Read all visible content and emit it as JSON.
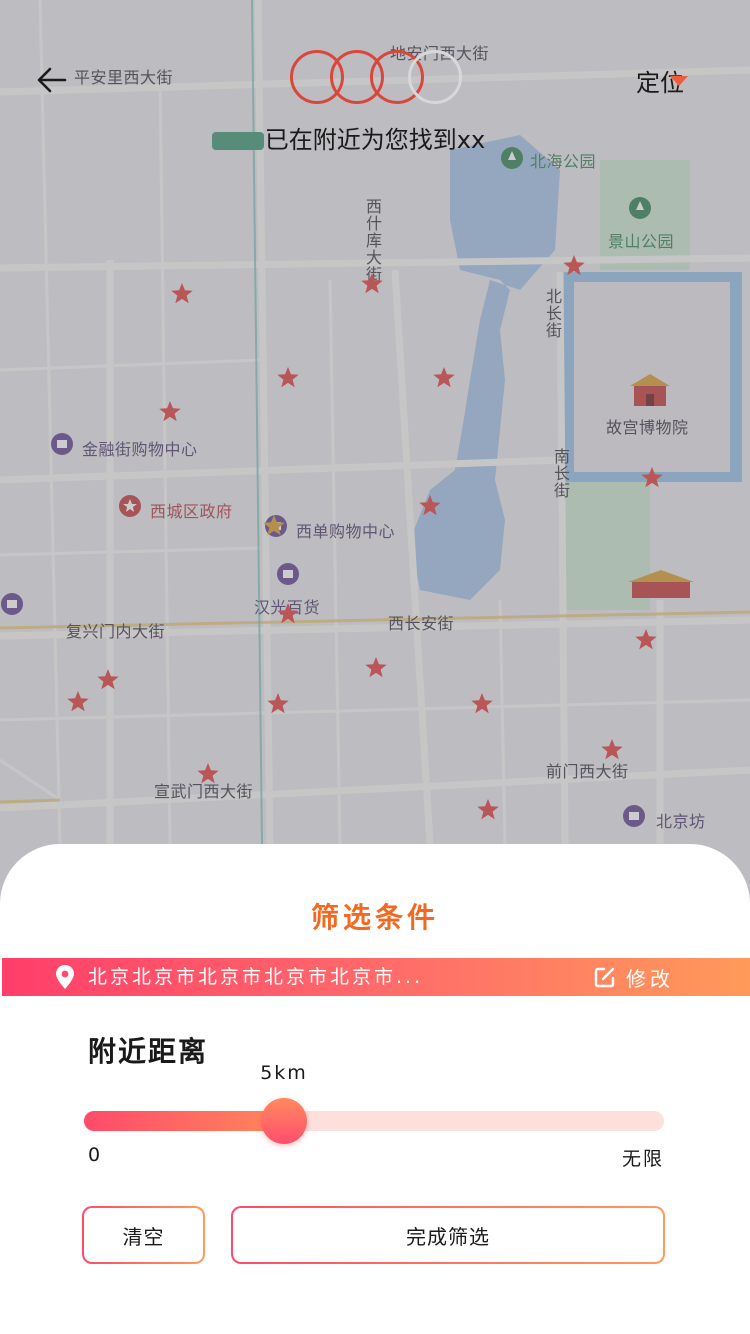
{
  "header": {
    "found_text": "已在附近为您找到xx",
    "locate_label": "定位"
  },
  "map": {
    "labels": {
      "pinganli": "平安里西大街",
      "dianmen": "地安门西大街",
      "beihai": "北海公园",
      "jingshan": "景山公园",
      "xishiku": "西什库大街",
      "beichang": "北长街",
      "gugong": "故宫博物院",
      "nanchang": "南长街",
      "jinrong": "金融街购物中心",
      "xicheng": "西城区政府",
      "xidan": "西单购物中心",
      "hanguang": "汉光百货",
      "fuxingmen": "复兴门内大街",
      "xichangan": "西长安街",
      "xuanwumen": "宣武门西大街",
      "qianmen": "前门西大街",
      "beijingfang": "北京坊"
    },
    "colors": {
      "star": "#e04a4a",
      "water": "#a9c7e8",
      "park": "#cfe6d2",
      "road": "#f7f6f3"
    }
  },
  "filter": {
    "title": "筛选条件",
    "address": "北京北京市北京市北京市北京市...",
    "edit_label": "修改",
    "distance_title": "附近距离",
    "distance_value": "5km",
    "slider_fraction": 0.35,
    "slider_min": "0",
    "slider_max": "无限",
    "clear_label": "清空",
    "done_label": "完成筛选",
    "accent_start": "#ff4a6a",
    "accent_end": "#ff9a5a",
    "title_color": "#f26a22"
  }
}
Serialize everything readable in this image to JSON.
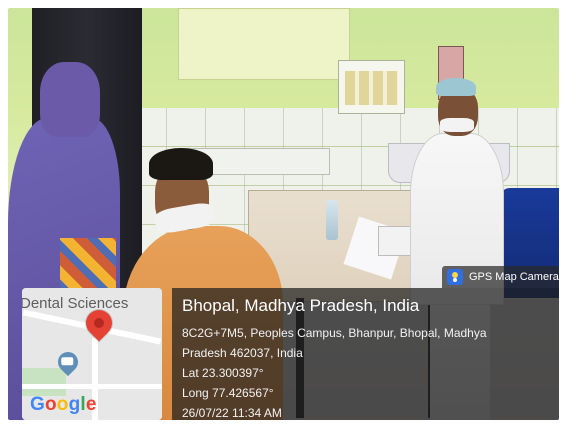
{
  "overlay": {
    "badge_label": "GPS Map Camera",
    "map": {
      "place_label": "Dental Sciences",
      "logo_letters": [
        "G",
        "o",
        "o",
        "g",
        "l",
        "e"
      ]
    },
    "location": {
      "title": "Bhopal, Madhya Pradesh, India",
      "address_line_1": "8C2G+7M5, Peoples Campus, Bhanpur, Bhopal, Madhya",
      "address_line_2": "Pradesh 462037, India",
      "latitude": "Lat 23.300397°",
      "longitude": "Long 77.426567°",
      "timestamp": "26/07/22 11:34 AM"
    }
  }
}
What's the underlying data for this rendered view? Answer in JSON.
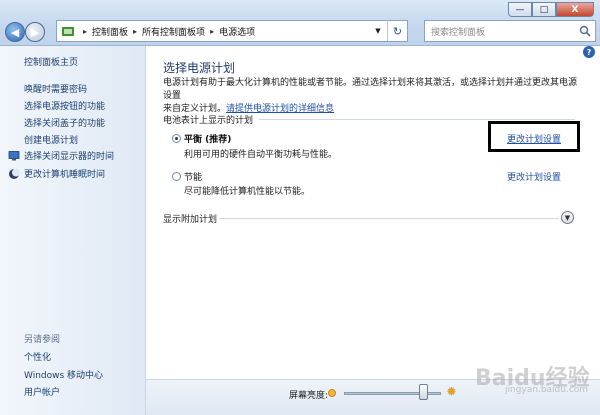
{
  "window": {
    "minimize": "—",
    "maximize": "□",
    "close": "X"
  },
  "address": {
    "crumbs": [
      "控制面板",
      "所有控制面板项",
      "电源选项"
    ],
    "search_placeholder": "搜索控制面板"
  },
  "sidebar": {
    "home": "控制面板主页",
    "links": [
      "唤醒时需要密码",
      "选择电源按钮的功能",
      "选择关闭盖子的功能",
      "创建电源计划"
    ],
    "icon_links": [
      "选择关闭显示器的时间",
      "更改计算机睡眠时间"
    ],
    "see_also_title": "另请参阅",
    "see_also": [
      "个性化",
      "Windows 移动中心",
      "用户帐户"
    ]
  },
  "main": {
    "title": "选择电源计划",
    "desc_line1": "电源计划有助于最大化计算机的性能或者节能。通过选择计划来将其激活，或选择计划并通过更改其电源设置",
    "desc_line2_prefix": "来自定义计划。",
    "desc_link": "请提供电源计划的详细信息",
    "section_header": "电池表计上显示的计划",
    "plans": [
      {
        "name": "平衡 (推荐)",
        "desc": "利用可用的硬件自动平衡功耗与性能。",
        "link": "更改计划设置",
        "selected": true
      },
      {
        "name": "节能",
        "desc": "尽可能降低计算机性能以节能。",
        "link": "更改计划设置",
        "selected": false
      }
    ],
    "extra_plans": "显示附加计划"
  },
  "bottom": {
    "brightness_label": "屏幕亮度:",
    "brightness_level": 0.85
  },
  "watermark": {
    "text": "Baidu经验",
    "sub": "jingyan.baidu.com"
  }
}
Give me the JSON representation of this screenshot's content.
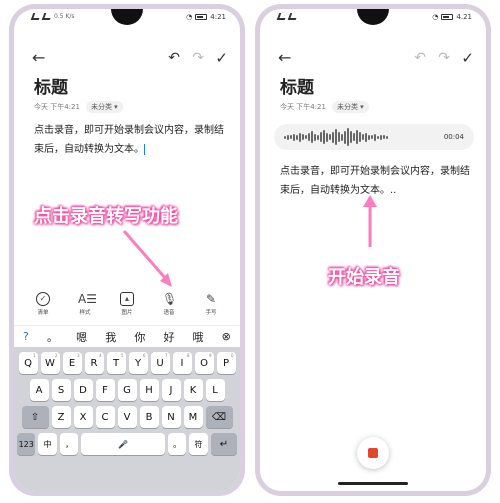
{
  "status": {
    "time": "4:21",
    "net_left": "0.5 K/s",
    "net_right": "4.21"
  },
  "note": {
    "title": "标题",
    "date": "今天 下午4:21",
    "category": "未分类",
    "body": "点击录音，即可开始录制会议内容，录制结束后，自动转换为文本。",
    "body_recording": "点击录音，即可开始录制会议内容，录制结束后，自动转换为文本。.."
  },
  "callouts": {
    "left": "点击录音转写功能",
    "right": "开始录音"
  },
  "tools": [
    {
      "label": "清单",
      "icon": "checklist-icon"
    },
    {
      "label": "样式",
      "icon": "text-style-icon"
    },
    {
      "label": "图片",
      "icon": "image-icon"
    },
    {
      "label": "语音",
      "icon": "microphone-icon"
    },
    {
      "label": "手写",
      "icon": "pen-icon"
    }
  ],
  "candidates": [
    "?",
    "。",
    "嗯",
    "我",
    "你",
    "好",
    "哦"
  ],
  "keyboard": {
    "row1": [
      "Q",
      "W",
      "E",
      "R",
      "T",
      "Y",
      "U",
      "I",
      "O",
      "P"
    ],
    "row1_sub": [
      "1",
      "2",
      "3",
      "4",
      "5",
      "6",
      "7",
      "8",
      "9",
      "0"
    ],
    "row2": [
      "A",
      "S",
      "D",
      "F",
      "G",
      "H",
      "J",
      "K",
      "L"
    ],
    "row3": [
      "Z",
      "X",
      "C",
      "V",
      "B",
      "N",
      "M"
    ],
    "num": "123",
    "lang": "中",
    "comma": "，",
    "punct": "。",
    "symbol": "符"
  },
  "recording": {
    "timer": "00:04"
  }
}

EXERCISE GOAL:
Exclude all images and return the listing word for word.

SOLUTION:
Read all visible content and emit it as JSON.
{
  "header": {
    "found_text": "已在附近为您找到xx",
    "locate_label": "定位"
  },
  "map": {
    "labels": {
      "pinganli": "平安里西大街",
      "dianmen": "地安门西大街",
      "beihai": "北海公园",
      "jingshan": "景山公园",
      "xishiku": "西什库大街",
      "beichang": "北长街",
      "gugong": "故宫博物院",
      "nanchang": "南长街",
      "jinrong": "金融街购物中心",
      "xicheng": "西城区政府",
      "xidan": "西单购物中心",
      "hanguang": "汉光百货",
      "fuxingmen": "复兴门内大街",
      "xichangan": "西长安街",
      "xuanwumen": "宣武门西大街",
      "qianmen": "前门西大街",
      "beijingfang": "北京坊"
    },
    "colors": {
      "star": "#e04a4a",
      "water": "#a9c7e8",
      "park": "#cfe6d2",
      "road": "#f7f6f3"
    }
  },
  "filter": {
    "title": "筛选条件",
    "address": "北京北京市北京市北京市北京市...",
    "edit_label": "修改",
    "distance_title": "附近距离",
    "distance_value": "5km",
    "slider_fraction": 0.35,
    "slider_min": "0",
    "slider_max": "无限",
    "clear_label": "清空",
    "done_label": "完成筛选",
    "accent_start": "#ff4a6a",
    "accent_end": "#ff9a5a",
    "title_color": "#f26a22"
  }
}
Serialize everything readable in this image to JSON.
{
  "overlay": {
    "badge_label": "GPS Map Camera",
    "map": {
      "place_label": "Dental Sciences",
      "logo_letters": [
        "G",
        "o",
        "o",
        "g",
        "l",
        "e"
      ]
    },
    "location": {
      "title": "Bhopal, Madhya Pradesh, India",
      "address_line_1": "8C2G+7M5, Peoples Campus, Bhanpur, Bhopal, Madhya",
      "address_line_2": "Pradesh 462037, India",
      "latitude": "Lat 23.300397°",
      "longitude": "Long 77.426567°",
      "timestamp": "26/07/22 11:34 AM"
    }
  }
}
What's the underlying data for this rendered view? Answer in JSON.
{
  "window": {
    "minimize": "—",
    "maximize": "□",
    "close": "X"
  },
  "address": {
    "crumbs": [
      "控制面板",
      "所有控制面板项",
      "电源选项"
    ],
    "search_placeholder": "搜索控制面板"
  },
  "sidebar": {
    "home": "控制面板主页",
    "links": [
      "唤醒时需要密码",
      "选择电源按钮的功能",
      "选择关闭盖子的功能",
      "创建电源计划"
    ],
    "icon_links": [
      "选择关闭显示器的时间",
      "更改计算机睡眠时间"
    ],
    "see_also_title": "另请参阅",
    "see_also": [
      "个性化",
      "Windows 移动中心",
      "用户帐户"
    ]
  },
  "main": {
    "title": "选择电源计划",
    "desc_line1": "电源计划有助于最大化计算机的性能或者节能。通过选择计划来将其激活，或选择计划并通过更改其电源设置",
    "desc_line2_prefix": "来自定义计划。",
    "desc_link": "请提供电源计划的详细信息",
    "section_header": "电池表计上显示的计划",
    "plans": [
      {
        "name": "平衡 (推荐)",
        "desc": "利用可用的硬件自动平衡功耗与性能。",
        "link": "更改计划设置",
        "selected": true
      },
      {
        "name": "节能",
        "desc": "尽可能降低计算机性能以节能。",
        "link": "更改计划设置",
        "selected": false
      }
    ],
    "extra_plans": "显示附加计划"
  },
  "bottom": {
    "brightness_label": "屏幕亮度:",
    "brightness_level": 0.85
  },
  "watermark": {
    "text": "Baidu经验",
    "sub": "jingyan.baidu.com"
  }
}
Give me the JSON representation of this screenshot's content.
{
  "status": {
    "time": "4:21",
    "net_left": "0.5 K/s",
    "net_right": "4.21"
  },
  "note": {
    "title": "标题",
    "date": "今天 下午4:21",
    "category": "未分类",
    "body": "点击录音，即可开始录制会议内容，录制结束后，自动转换为文本。",
    "body_recording": "点击录音，即可开始录制会议内容，录制结束后，自动转换为文本。.."
  },
  "callouts": {
    "left": "点击录音转写功能",
    "right": "开始录音"
  },
  "tools": [
    {
      "label": "清单",
      "icon": "checklist-icon"
    },
    {
      "label": "样式",
      "icon": "text-style-icon"
    },
    {
      "label": "图片",
      "icon": "image-icon"
    },
    {
      "label": "语音",
      "icon": "microphone-icon"
    },
    {
      "label": "手写",
      "icon": "pen-icon"
    }
  ],
  "candidates": [
    "?",
    "。",
    "嗯",
    "我",
    "你",
    "好",
    "哦"
  ],
  "keyboard": {
    "row1": [
      "Q",
      "W",
      "E",
      "R",
      "T",
      "Y",
      "U",
      "I",
      "O",
      "P"
    ],
    "row1_sub": [
      "1",
      "2",
      "3",
      "4",
      "5",
      "6",
      "7",
      "8",
      "9",
      "0"
    ],
    "row2": [
      "A",
      "S",
      "D",
      "F",
      "G",
      "H",
      "J",
      "K",
      "L"
    ],
    "row3": [
      "Z",
      "X",
      "C",
      "V",
      "B",
      "N",
      "M"
    ],
    "num": "123",
    "lang": "中",
    "comma": "，",
    "punct": "。",
    "symbol": "符"
  },
  "recording": {
    "timer": "00:04"
  }
}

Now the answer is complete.